__TASK PROMPT__: Return the line that has "What's the underlying" and all lines below it through the last, exactly as they stand; omit pictures.

====== MATERIAL FOR THE TASK

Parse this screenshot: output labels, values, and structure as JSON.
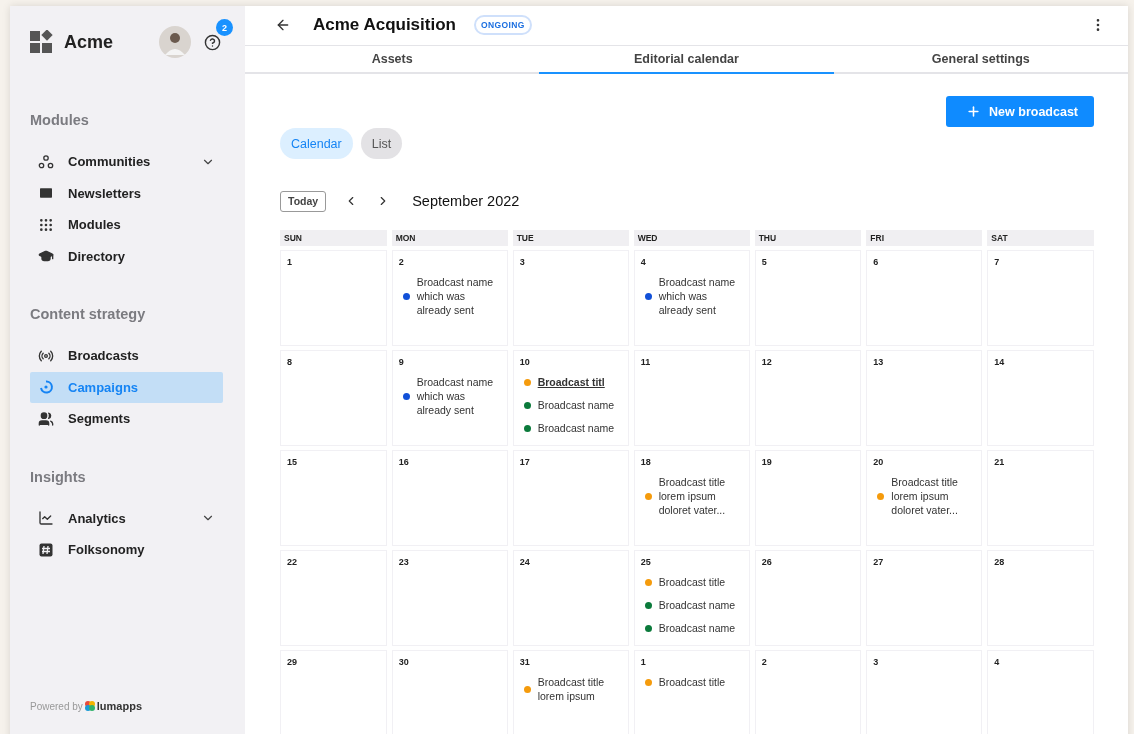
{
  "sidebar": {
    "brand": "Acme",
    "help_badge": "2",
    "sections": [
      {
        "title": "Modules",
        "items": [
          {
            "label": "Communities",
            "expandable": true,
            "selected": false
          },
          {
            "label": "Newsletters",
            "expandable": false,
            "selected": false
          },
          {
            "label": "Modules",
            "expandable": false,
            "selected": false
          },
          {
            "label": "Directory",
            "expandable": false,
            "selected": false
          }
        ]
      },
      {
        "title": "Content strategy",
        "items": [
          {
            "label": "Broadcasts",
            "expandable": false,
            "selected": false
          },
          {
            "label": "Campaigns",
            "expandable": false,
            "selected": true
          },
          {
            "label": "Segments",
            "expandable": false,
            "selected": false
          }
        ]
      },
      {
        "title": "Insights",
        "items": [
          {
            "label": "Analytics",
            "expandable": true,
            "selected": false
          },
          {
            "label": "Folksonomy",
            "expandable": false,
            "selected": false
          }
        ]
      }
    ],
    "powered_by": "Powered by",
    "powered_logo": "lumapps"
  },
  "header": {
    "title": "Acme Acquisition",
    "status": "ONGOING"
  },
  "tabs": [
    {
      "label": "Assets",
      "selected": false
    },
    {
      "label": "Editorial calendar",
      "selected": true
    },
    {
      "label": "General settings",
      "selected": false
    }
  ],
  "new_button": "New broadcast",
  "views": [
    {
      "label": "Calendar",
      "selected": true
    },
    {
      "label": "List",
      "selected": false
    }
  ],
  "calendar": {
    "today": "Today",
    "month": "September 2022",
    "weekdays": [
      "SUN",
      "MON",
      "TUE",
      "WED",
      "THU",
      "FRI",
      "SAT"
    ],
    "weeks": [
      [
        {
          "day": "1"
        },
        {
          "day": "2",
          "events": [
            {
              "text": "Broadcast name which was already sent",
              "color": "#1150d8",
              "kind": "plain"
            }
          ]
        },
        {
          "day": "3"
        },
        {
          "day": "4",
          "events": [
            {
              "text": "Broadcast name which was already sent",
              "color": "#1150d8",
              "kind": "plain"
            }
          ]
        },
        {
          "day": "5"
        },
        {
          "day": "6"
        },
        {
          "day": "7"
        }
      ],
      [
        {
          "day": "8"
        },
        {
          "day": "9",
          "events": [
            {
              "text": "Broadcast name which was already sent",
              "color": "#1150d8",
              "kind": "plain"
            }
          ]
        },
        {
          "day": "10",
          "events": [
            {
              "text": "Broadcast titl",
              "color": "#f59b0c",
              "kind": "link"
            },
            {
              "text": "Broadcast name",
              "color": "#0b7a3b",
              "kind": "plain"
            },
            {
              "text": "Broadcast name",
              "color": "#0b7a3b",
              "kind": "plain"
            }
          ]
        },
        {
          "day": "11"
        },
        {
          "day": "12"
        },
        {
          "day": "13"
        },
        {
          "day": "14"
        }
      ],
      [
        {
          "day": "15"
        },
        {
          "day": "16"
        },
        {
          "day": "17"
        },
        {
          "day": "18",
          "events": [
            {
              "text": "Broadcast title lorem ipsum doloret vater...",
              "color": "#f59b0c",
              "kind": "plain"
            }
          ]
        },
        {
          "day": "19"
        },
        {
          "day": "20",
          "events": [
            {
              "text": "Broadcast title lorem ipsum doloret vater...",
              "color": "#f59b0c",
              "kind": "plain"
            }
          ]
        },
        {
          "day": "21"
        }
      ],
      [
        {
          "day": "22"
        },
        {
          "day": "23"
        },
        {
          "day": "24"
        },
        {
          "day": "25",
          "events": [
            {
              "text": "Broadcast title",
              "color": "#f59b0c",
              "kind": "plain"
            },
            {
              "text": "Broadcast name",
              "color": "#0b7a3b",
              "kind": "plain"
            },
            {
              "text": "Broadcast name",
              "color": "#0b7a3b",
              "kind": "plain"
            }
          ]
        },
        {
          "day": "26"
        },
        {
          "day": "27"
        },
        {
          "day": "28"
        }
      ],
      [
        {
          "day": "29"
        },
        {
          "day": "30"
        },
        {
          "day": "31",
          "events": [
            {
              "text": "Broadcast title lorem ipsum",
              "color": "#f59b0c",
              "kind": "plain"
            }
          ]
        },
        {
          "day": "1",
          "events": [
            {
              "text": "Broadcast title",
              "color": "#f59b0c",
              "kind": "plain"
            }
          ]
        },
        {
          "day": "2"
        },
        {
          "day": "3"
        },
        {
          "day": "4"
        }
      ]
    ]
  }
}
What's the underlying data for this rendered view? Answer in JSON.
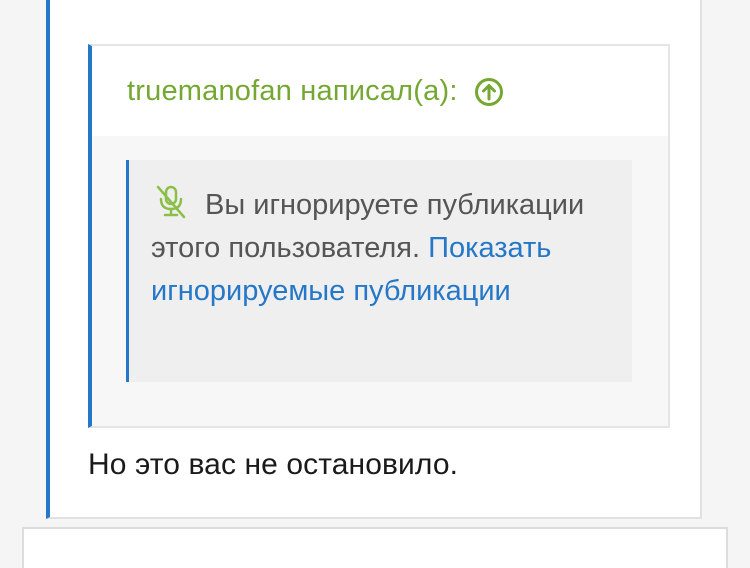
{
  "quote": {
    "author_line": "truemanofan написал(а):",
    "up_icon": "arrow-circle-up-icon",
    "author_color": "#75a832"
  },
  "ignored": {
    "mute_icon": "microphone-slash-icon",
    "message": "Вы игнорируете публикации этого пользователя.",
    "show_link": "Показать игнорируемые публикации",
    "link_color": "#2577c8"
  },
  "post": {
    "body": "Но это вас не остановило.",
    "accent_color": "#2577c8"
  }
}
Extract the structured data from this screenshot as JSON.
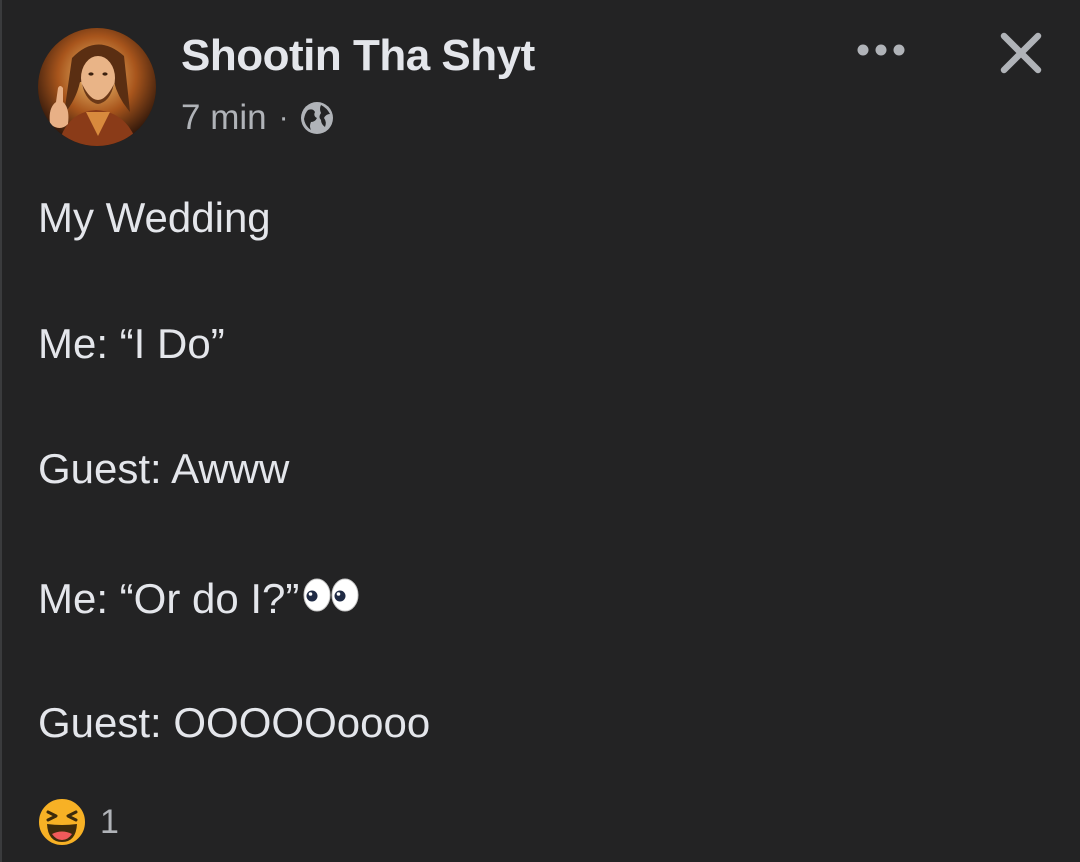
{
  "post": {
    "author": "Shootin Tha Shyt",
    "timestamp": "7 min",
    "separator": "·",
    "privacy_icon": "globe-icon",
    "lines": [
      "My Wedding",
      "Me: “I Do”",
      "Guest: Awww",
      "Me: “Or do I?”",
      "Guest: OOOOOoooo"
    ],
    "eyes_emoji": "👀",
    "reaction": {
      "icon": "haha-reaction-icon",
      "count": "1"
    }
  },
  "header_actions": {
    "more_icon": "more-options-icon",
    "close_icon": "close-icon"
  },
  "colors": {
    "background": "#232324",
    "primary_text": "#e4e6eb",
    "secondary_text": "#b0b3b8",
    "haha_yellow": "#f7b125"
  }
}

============

__REPLY__:
What's the underlying data for this rendered view? Answer in JSON.
{
  "quote": {
    "author_line": "truemanofan написал(а):",
    "up_icon": "arrow-circle-up-icon",
    "author_color": "#75a832"
  },
  "ignored": {
    "mute_icon": "microphone-slash-icon",
    "message": "Вы игнорируете публикации этого пользователя.",
    "show_link": "Показать игнорируемые публикации",
    "link_color": "#2577c8"
  },
  "post": {
    "body": "Но это вас не остановило.",
    "accent_color": "#2577c8"
  }
}
Extract the structured data from this screenshot as JSON.
{
  "post": {
    "author": "Shootin Tha Shyt",
    "timestamp": "7 min",
    "separator": "·",
    "privacy_icon": "globe-icon",
    "lines": [
      "My Wedding",
      "Me: “I Do”",
      "Guest: Awww",
      "Me: “Or do I?”",
      "Guest: OOOOOoooo"
    ],
    "eyes_emoji": "👀",
    "reaction": {
      "icon": "haha-reaction-icon",
      "count": "1"
    }
  },
  "header_actions": {
    "more_icon": "more-options-icon",
    "close_icon": "close-icon"
  },
  "colors": {
    "background": "#232324",
    "primary_text": "#e4e6eb",
    "secondary_text": "#b0b3b8",
    "haha_yellow": "#f7b125"
  }
}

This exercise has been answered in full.